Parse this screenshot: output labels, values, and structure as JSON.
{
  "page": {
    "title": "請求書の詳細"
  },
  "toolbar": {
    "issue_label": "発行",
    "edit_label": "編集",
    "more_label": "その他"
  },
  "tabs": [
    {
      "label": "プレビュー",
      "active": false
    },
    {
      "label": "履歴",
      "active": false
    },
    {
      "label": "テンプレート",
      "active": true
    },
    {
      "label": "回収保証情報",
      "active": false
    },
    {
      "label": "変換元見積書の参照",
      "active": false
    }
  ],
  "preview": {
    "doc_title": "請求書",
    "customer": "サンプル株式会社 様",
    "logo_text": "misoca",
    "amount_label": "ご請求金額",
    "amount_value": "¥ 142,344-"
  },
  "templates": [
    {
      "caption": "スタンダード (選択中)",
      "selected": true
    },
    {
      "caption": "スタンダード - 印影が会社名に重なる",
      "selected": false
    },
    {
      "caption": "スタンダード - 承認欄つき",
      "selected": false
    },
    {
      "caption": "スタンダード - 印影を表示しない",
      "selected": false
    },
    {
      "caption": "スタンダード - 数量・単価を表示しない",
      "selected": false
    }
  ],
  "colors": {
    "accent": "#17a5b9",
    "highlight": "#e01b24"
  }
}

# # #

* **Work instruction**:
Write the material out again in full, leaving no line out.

* **Task output**:
Parse this screenshot: output labels, values, and structure as JSON.
{
  "page": {
    "title": "請求書の詳細"
  },
  "toolbar": {
    "issue_label": "発行",
    "edit_label": "編集",
    "more_label": "その他"
  },
  "tabs": [
    {
      "label": "プレビュー",
      "active": false
    },
    {
      "label": "履歴",
      "active": false
    },
    {
      "label": "テンプレート",
      "active": true
    },
    {
      "label": "回収保証情報",
      "active": false
    },
    {
      "label": "変換元見積書の参照",
      "active": false
    }
  ],
  "preview": {
    "doc_title": "請求書",
    "customer": "サンプル株式会社 様",
    "logo_text": "misoca",
    "amount_label": "ご請求金額",
    "amount_value": "¥ 142,344-"
  },
  "templates": [
    {
      "caption": "スタンダード (選択中)",
      "selected": true
    },
    {
      "caption": "スタンダード - 印影が会社名に重なる",
      "selected": false
    },
    {
      "caption": "スタンダード - 承認欄つき",
      "selected": false
    },
    {
      "caption": "スタンダード - 印影を表示しない",
      "selected": false
    },
    {
      "caption": "スタンダード - 数量・単価を表示しない",
      "selected": false
    }
  ],
  "colors": {
    "accent": "#17a5b9",
    "highlight": "#e01b24"
  }
}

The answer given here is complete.